Why You Should Think Twice About Wanting To Be Famous

Being ‘someone’ comes at a dangerous cost in 2020

MAFS 2020
MAFS 2020

You can’t be a name everyone knows on television, or on any screen for that matter, in 2020 without being the subject of the public’s best and worst opinions.

Social media has given rise to people power like no other medium: it’s allowed reality show contestants to go from being former unknowns to morph into some of Instagram’s most powerful people, with enough followers to fill stadiums time and time again. The wider media, in turn, has thrived off the ability to gain leverage from public adoration or outrage for those who we consider famous.

Every single one of us is privy to the level of scrutiny our country’s most recognisable faces confront each day – yet it doesn’t seem to have scared us away pursuing the commonly held desire to be a household name. Curiously, it’s had the opposite affect.

Almost one in three millennials would rather be famous than a lawyer, and one in four would take fame over a career as a doctor. It’s becoming abundantly clear that as we witness the rise of the gig economy and influencer marketing, the hope to earn six-figures a year has morphed with the wish to be famous, producing a career path that is rivalling what we traditionally know to be high-paying, highly respected occupations.

Reality shows have quickly become the vehicle of choice for a quick trip to fame. Former contestants now boast some of the most popular profiles on Instagram. This go on TV, get famous, make money pattern emerges every year from Aussie television, but there’s another part of this cycle that seemingly gets washed out in the allure of having thousands of new admirers (and dollars).

Last year, Abbie Chatfield was perhaps the country’s most talked about face on TV. She was mercilessly taunted by the public for her open expressions of her sexuality and villainous portrayal, receiving death threats and messages that told her she ‘should have been aborted.’ After the show’s finale aired, and it was revealed the Chatfield walked away from the show as its runner-up, she revealed that the immense backlash brokered some ‘really extreme suicidal thoughts’ within her.

Chatfield has ultimately come out on top of her critics, with over a hundred thousand Instagram followers who embrace her commitment to being her authentic self, including her identification as a feminist.

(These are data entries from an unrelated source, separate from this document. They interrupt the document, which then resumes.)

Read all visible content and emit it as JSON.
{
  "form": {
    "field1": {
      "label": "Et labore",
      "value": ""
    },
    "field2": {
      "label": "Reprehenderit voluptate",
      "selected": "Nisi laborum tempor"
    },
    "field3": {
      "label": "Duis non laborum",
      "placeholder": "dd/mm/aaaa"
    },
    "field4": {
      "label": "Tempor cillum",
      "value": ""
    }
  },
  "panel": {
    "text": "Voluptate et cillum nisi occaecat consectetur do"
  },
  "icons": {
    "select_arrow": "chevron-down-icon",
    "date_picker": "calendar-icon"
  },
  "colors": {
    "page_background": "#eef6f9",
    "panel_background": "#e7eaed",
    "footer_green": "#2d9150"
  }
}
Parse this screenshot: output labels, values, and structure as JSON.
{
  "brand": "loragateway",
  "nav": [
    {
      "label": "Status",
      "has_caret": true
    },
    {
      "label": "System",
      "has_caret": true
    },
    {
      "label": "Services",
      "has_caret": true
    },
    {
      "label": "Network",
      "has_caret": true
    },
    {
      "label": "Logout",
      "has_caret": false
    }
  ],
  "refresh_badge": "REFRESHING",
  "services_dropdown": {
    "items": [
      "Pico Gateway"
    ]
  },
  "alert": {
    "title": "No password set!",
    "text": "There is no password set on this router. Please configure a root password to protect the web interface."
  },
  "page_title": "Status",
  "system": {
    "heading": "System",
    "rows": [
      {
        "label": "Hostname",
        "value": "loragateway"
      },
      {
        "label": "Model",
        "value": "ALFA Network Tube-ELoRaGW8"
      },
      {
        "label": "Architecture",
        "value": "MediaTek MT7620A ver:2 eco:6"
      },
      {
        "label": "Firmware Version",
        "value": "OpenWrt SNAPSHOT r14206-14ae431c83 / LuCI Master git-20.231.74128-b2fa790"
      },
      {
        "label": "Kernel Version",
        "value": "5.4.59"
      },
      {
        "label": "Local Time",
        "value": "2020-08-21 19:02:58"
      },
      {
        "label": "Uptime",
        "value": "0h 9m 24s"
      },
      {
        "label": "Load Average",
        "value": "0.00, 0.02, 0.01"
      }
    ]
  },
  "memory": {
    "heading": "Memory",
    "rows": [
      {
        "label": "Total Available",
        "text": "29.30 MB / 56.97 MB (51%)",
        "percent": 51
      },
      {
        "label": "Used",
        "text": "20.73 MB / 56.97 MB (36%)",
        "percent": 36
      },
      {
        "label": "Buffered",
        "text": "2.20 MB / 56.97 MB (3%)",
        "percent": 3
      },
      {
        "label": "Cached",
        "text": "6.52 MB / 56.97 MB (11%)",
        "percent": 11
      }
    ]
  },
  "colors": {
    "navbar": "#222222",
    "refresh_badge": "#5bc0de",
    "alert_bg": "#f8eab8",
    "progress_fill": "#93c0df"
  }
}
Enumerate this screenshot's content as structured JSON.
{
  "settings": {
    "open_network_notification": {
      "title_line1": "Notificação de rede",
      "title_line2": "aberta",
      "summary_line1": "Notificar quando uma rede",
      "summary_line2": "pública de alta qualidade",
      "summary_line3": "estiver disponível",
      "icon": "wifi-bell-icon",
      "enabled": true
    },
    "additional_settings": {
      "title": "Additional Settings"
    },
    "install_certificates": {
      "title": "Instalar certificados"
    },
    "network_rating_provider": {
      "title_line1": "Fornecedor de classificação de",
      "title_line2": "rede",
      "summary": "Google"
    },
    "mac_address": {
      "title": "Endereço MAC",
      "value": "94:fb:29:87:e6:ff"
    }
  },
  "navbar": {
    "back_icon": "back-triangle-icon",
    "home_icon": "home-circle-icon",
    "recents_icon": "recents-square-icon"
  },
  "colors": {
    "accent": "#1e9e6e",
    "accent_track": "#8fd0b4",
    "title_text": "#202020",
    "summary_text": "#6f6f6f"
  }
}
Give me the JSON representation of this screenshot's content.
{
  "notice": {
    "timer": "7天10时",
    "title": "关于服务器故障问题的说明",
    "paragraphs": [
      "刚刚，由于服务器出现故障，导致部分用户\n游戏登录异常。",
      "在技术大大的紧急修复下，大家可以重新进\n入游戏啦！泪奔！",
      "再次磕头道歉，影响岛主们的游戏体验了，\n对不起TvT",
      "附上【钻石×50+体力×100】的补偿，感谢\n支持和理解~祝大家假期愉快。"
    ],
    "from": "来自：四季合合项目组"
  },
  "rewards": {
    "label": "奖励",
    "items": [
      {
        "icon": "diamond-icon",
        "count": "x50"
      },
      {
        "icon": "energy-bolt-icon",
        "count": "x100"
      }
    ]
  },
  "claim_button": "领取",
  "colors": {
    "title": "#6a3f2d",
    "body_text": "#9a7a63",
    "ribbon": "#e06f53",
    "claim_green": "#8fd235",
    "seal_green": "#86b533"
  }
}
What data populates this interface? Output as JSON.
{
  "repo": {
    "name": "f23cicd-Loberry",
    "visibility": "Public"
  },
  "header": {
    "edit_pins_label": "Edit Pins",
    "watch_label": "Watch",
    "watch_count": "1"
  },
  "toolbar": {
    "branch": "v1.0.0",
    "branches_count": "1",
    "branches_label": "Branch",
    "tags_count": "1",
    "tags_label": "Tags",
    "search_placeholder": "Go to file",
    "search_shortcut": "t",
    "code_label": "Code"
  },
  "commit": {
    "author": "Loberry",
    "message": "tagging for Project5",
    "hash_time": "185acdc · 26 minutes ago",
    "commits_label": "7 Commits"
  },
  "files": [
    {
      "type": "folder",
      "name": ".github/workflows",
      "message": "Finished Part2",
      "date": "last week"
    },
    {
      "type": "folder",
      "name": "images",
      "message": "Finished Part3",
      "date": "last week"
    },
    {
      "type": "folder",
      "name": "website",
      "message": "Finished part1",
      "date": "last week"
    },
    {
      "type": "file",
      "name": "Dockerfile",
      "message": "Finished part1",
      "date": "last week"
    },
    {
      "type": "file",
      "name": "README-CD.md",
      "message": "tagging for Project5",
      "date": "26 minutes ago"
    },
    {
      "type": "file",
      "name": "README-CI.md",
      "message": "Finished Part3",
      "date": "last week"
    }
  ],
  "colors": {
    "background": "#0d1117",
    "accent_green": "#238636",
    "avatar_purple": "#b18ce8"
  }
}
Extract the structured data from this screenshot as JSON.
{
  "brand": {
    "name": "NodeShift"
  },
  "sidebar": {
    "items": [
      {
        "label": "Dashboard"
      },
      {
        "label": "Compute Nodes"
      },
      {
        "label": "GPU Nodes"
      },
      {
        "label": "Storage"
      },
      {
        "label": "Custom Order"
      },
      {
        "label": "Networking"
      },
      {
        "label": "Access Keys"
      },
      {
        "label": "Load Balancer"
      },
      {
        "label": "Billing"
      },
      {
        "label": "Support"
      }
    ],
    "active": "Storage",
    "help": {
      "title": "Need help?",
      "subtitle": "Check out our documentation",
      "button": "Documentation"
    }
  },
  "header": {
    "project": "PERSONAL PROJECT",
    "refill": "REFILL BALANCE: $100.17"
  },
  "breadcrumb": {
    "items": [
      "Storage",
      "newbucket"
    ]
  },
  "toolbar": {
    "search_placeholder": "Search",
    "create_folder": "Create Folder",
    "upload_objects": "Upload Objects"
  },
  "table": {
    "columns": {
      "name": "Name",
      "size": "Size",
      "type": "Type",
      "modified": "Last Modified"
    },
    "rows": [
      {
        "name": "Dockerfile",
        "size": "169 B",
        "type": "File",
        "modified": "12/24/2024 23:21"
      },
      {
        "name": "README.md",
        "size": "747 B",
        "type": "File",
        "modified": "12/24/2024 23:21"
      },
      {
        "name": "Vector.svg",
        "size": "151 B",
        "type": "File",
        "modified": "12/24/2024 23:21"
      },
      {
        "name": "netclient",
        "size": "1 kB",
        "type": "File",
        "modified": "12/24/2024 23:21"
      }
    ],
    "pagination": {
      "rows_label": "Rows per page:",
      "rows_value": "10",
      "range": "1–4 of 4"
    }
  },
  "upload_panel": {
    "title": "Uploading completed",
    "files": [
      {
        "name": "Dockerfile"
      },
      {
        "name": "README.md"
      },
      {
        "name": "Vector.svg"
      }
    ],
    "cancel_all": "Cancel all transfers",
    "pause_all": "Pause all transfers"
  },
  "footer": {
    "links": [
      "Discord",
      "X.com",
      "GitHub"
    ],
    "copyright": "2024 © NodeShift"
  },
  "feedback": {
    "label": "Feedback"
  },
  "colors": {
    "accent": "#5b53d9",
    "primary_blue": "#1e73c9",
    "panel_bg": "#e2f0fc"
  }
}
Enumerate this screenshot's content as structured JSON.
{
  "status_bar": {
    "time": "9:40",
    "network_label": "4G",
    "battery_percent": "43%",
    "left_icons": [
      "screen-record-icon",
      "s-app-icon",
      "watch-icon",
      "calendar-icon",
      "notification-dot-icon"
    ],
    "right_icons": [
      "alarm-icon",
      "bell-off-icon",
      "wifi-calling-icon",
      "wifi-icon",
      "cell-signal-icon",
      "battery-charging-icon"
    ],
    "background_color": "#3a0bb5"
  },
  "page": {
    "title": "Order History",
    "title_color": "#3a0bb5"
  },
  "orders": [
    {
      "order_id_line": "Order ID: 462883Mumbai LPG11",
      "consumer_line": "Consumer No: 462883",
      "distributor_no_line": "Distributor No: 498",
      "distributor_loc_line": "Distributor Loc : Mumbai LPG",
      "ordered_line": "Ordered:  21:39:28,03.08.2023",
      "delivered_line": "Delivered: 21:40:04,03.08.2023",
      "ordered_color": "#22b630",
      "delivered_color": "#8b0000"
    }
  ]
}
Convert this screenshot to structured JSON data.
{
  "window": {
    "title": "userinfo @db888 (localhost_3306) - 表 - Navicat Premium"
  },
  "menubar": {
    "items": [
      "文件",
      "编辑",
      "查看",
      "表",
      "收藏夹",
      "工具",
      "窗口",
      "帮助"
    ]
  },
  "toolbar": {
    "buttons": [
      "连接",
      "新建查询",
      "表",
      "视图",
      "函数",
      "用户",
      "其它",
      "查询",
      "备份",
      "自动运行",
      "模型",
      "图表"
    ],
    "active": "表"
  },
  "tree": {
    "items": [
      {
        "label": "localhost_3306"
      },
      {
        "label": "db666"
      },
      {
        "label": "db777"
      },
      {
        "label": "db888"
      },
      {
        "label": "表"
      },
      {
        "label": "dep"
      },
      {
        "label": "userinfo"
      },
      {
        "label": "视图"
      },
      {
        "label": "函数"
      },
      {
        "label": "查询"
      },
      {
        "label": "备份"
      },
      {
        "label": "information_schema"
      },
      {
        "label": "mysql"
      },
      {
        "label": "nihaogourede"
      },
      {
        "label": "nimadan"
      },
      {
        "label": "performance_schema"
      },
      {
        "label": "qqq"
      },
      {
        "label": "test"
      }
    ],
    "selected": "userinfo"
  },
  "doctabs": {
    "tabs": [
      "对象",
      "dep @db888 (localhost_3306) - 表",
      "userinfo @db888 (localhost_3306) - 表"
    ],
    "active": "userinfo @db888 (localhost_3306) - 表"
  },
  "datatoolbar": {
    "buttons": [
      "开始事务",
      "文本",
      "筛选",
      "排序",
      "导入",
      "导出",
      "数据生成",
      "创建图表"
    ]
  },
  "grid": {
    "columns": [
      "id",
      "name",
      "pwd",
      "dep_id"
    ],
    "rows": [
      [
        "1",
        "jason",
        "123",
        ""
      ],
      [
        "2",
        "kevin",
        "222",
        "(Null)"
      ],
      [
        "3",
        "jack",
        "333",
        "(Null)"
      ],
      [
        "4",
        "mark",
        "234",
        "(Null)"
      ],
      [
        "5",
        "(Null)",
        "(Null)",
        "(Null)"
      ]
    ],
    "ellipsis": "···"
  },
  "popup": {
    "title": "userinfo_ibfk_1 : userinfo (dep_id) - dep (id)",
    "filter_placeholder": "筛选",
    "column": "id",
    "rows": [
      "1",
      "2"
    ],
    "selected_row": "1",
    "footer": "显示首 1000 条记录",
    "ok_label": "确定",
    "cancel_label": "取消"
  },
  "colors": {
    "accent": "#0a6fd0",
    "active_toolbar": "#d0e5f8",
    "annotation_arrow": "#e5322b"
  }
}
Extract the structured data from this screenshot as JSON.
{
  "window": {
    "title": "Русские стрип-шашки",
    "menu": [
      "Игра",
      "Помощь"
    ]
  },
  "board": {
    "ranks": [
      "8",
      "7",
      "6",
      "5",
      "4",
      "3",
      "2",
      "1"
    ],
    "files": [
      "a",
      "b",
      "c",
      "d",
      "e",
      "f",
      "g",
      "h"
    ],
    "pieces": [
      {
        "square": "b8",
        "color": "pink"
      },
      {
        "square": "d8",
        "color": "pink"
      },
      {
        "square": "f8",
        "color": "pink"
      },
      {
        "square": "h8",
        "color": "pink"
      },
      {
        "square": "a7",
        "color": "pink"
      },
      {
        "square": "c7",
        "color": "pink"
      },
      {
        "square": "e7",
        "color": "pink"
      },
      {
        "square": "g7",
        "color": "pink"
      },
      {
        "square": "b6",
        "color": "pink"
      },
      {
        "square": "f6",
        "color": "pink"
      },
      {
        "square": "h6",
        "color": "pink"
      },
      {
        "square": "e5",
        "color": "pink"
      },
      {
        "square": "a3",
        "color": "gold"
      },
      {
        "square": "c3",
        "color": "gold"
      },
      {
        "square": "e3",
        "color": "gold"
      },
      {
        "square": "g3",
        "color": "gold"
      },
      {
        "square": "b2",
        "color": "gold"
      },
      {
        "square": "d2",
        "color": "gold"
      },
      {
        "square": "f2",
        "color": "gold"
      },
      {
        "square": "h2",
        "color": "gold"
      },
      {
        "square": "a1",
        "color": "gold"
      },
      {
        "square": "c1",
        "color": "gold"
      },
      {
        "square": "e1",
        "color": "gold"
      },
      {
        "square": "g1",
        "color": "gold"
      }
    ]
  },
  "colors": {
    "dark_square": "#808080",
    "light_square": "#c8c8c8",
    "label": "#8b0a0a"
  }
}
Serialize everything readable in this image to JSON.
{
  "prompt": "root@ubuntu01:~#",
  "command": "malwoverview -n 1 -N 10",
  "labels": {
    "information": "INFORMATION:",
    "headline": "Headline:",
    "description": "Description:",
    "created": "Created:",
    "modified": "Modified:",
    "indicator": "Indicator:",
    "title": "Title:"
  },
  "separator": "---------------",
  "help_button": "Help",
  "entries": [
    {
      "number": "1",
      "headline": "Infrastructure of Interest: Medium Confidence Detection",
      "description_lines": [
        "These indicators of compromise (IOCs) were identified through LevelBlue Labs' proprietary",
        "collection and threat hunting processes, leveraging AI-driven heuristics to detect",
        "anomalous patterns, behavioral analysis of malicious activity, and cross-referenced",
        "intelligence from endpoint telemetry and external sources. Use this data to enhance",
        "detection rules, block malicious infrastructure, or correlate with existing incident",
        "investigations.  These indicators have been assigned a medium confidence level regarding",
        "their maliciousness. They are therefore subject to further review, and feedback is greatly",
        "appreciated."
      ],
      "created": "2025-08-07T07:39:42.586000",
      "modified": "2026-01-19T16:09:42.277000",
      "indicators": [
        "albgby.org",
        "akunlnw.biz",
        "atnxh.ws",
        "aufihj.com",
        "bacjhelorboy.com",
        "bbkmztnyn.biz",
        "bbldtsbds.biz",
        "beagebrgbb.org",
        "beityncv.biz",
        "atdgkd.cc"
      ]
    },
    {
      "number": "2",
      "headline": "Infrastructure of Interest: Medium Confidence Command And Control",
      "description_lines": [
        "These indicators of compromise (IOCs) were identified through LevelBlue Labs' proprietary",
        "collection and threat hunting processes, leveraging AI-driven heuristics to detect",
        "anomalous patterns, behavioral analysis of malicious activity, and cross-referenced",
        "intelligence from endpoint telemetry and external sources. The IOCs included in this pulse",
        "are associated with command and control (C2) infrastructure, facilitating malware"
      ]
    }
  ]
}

But we know that the damage being a famous face in the age of social media can push others to do what Chatfield didn’t. Just two weeks ago, popular U.K. personality Caroline Flack was found dead in her apartment after facing a dramatic fall from grace at the hands of the public and the media, who stoned her publicly for her assault charge against her partner; her pleas for understanding in the charge’s wake fell on deaf ears.

Her death is not an isolated incident – 38 reality show contestants and stars are said to have died following their appearances on television.

Such immense tragedy begs the question: what do we still find appealing about fame in the digital age? Social media is proving to be the ultimate double-edged sword in this relentless cycle we as a society continue to progress through – we gasp in shock horror at how someone on the receiving end of thousands of hateful messages, many condemning them to death, could’ve been pushed to end their own life, while lusting after the glamorous lives that influencers put on display via their Instagram grids.

We’re not getting any kinder, not learning from these horrifying consequences of our unchecked ability to say what we like about the faces on our TV. Only days ago did an episode of Married At First Sight air that see contestant Hayley brush her teeth with a toothbrush her partner had scrubbed a toilet with. God only knows what that would do to someone’s self worth, and yet it aired on national television for millions of Australians to view, and be entertained by.

People will say this is a turning point, but if the deaths of 39 people were said to be the same, and nothing changed before this incident played out, it’s incredibly hard to believe that we’re going to change the way we respond and comment on the actions of those who we know and love – or hate. Eventually, though, we have make this matter a serious point of public discussion.

Are we so overwhelmingly driven to achieve fame that we’re willing to put our lives on the line? It’s each to their own. But if you want to have your cake and eat it too, start encouraging more kindness and consideration within our keyboard-wielding society – otherwise your newfound fame and fortune may very well be downtrodden by an army of critics.

SHARE
Previous articleIn The Frame With Regent Gallery
Next articleCrowne Plaza: The Most Enviable Stay in Auckland
Elli Murphy is a Law/Arts student, born and bred in Melbourne, with a passion for creative communication/media, politics and policy change. Her overt childhood confidence first led her to journalism after discovering that acting wasn’t the only way to get in front of a camera. While a camera is not now vital to her plans, she aims to work towards a career in media presenting and long-form writing. Her hobbies include cooing over dogs, chocolate-eating, podcast-listening and cooking.